'US and N. Korea should move from reaction to relationship'
Caught in a circle of militarism, we have not tried anything new that would show there is creativity and engagement between the US and North Korea, author and human rights attorney Eric Sirotkin says.
North Korea conducted another missile test on Friday. However, the assessments being made about the missile have contradicted each other so far, with the Pentagon and South Korean military claiming it to be an intercontinental ballistic missile (ICBM) while the Russian Defense Ministry said that it was an intermediate-range ballistic missile (IRBM).
Military officials from the US claimed the weapon traveled for about 1,000km (621 miles) before splashing down into the Sea of Japan. The South Korean military said it reached an altitude of about 3,700km (2,300 miles).
Pyongyang claimed to have tested its first intercontinental ballistic missile earlier this month. This latest weapons test is the 14th Pyongyang has carried out this year, in violation of a UN ban.
The United States recently approved additional sanctions against North Korea in a bill that also targeted Iran and Russia.
RT: Despite attempts by the US and the UN to put pressure on North Korea, it conducted yet another missile test. What can be done to curb Pyongyang’s weapons program?
Eric Sirotkin: This is something that seems perplexing to the administration or sometimes to people around the world, but really, we have not tried anything new yet. We have been caught in this entire circle of militarism, of one threat versus another and bolstering up. What I have tried to lay out for the last few years, and it has been pushed in my recent book ‘Witness: A Lawyer’s Journey from Litigation to Liberation,’ is a 12-step model for peace. And the idea is that the parties need to get creative; they need to move from reaction to relationship. They need to listen deeply to themselves; they need to change their language, set up conversion strategies for the DMZ [Demilitarized Zone]. But in addition to that, we’re at a unique time right now because what we need to do is listen to the will of the Korean people as led by South Korean President Moon, who is speaking out about engagement and relationship. What the US does not seem to get on an ongoing basis is the failure to engage, talk. It took hundreds of meetings to end the Vietnam War. It takes sitting and talking and a lot of effort to build relationships and rebuild this tattered trust.
RT: Will we now see a stronger reaction from the international community?
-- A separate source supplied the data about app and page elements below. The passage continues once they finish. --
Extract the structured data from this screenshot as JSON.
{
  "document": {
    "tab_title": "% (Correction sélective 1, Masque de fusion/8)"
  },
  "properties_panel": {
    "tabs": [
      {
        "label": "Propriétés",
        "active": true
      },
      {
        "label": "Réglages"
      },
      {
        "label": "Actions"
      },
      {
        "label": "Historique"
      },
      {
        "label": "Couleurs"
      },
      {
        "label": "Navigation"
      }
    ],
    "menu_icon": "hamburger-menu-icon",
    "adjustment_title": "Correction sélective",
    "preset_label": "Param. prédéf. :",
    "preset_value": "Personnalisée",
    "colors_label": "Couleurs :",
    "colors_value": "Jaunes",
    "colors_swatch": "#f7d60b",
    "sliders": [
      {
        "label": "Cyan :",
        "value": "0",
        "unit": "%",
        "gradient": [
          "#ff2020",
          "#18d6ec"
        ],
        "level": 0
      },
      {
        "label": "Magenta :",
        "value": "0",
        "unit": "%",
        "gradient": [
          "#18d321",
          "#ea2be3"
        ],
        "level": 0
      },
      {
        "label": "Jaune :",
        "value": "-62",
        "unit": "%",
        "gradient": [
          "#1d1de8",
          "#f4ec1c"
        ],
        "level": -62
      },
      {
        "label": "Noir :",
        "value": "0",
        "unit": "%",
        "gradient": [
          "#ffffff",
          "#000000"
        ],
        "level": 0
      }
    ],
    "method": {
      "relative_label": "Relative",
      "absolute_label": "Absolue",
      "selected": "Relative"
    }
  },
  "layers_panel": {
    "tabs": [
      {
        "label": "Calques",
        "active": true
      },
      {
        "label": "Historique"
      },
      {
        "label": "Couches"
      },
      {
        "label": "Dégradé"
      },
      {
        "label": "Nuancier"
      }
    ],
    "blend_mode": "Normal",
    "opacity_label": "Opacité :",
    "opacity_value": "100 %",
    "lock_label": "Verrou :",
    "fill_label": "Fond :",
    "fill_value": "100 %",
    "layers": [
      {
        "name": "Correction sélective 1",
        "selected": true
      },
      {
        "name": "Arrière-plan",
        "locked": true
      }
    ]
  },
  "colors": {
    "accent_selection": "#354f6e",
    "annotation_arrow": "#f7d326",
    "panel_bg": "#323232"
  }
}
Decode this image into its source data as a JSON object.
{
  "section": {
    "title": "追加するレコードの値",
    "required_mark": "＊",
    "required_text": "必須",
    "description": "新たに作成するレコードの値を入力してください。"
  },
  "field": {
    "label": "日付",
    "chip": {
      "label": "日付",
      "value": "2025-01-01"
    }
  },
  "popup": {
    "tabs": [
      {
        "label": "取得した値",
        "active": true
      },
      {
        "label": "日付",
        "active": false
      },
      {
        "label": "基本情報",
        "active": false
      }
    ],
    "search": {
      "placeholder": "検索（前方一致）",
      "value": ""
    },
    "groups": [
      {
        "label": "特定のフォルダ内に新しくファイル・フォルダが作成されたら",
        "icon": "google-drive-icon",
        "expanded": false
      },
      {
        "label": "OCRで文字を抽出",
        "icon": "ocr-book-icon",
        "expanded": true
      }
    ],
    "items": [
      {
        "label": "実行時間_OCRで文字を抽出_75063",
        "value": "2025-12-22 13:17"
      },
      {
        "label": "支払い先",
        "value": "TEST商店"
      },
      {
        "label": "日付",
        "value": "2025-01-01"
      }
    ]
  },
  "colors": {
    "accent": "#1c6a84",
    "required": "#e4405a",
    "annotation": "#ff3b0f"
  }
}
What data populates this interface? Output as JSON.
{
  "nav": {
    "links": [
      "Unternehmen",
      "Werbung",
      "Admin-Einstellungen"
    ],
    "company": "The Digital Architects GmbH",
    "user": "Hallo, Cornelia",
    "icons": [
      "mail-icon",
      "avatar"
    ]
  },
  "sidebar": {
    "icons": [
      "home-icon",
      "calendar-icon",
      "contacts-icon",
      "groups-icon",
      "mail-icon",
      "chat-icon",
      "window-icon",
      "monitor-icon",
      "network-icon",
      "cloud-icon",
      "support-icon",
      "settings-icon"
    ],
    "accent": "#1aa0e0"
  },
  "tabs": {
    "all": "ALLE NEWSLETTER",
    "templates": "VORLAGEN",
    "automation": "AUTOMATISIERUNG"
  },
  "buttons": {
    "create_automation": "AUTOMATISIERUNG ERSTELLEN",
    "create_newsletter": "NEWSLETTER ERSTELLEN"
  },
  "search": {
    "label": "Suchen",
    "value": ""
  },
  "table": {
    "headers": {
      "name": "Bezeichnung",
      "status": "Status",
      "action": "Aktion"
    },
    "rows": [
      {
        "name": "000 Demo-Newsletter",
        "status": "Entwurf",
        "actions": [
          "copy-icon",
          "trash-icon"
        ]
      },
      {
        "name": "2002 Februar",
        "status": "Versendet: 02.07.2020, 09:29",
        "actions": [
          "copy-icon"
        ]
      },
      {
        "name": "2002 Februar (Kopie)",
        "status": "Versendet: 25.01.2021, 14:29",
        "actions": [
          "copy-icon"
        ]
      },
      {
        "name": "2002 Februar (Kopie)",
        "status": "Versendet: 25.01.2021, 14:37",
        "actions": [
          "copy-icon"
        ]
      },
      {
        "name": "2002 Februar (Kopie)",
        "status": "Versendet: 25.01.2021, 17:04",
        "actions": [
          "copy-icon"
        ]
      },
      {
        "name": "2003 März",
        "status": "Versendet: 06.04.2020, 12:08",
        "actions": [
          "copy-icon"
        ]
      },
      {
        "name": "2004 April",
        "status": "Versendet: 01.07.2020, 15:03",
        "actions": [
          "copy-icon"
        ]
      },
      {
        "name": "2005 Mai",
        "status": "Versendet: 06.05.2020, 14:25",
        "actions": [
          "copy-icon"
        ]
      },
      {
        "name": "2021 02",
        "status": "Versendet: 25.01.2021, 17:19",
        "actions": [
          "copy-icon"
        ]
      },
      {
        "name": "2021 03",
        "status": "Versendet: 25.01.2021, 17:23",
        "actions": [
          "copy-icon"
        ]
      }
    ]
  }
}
ES: I think the kind of international reaction needed is to enforce other UN regulations, which is the 1984 people’s right to peace passed by every nation, that countries have to eliminate the threats to peace but they have to sit down and negotiate as well. They need to put pressure on supporting the Sunshine Policies of the South Korean government, they need to step forward and tell the US that there is no military solution. We know that nearly a million people are estimated to die in the breakout of a war in Seoul. This is nothing new. We are arguing about the size of the missile and will it go this far or this far. When in reality, we’ve really missed out the opportunity to engage and have some dialogue with some creativity.
RT: So far, the assessments about the missile differ. But does it really matter what range it is? It still poses a threat...
ES: It could pose a threat to the more than almost 30,000 US troops in South Korea right now, small, medium, or large. It could pose a threat to Japan and other places that are in the vicinity. This idea of militarism and this sort of bolstering… these types of situations have not led to anything more creative other than the rhetoric on both sides. I am a big supporter of non-proliferation of nuclear weapons, of peace, and otherwise we’ve just set up lawyers for disarmament and peace… We talk about disarmament on all sides to calm the waters. But what has to happen here is the will to engage, to do what one of the steps that I am advocating is, in a tug of war, the courage to let go of the rope. Because then, from that point in time there is not that battle, you can apply your creativity differently. Martin Luther King said “returning hate for hate only multiplies hate.” And in reality, the same applies to militarism…
The statements, views and opinions expressed in this column are solely those of the author and do not necessarily represent those of RT.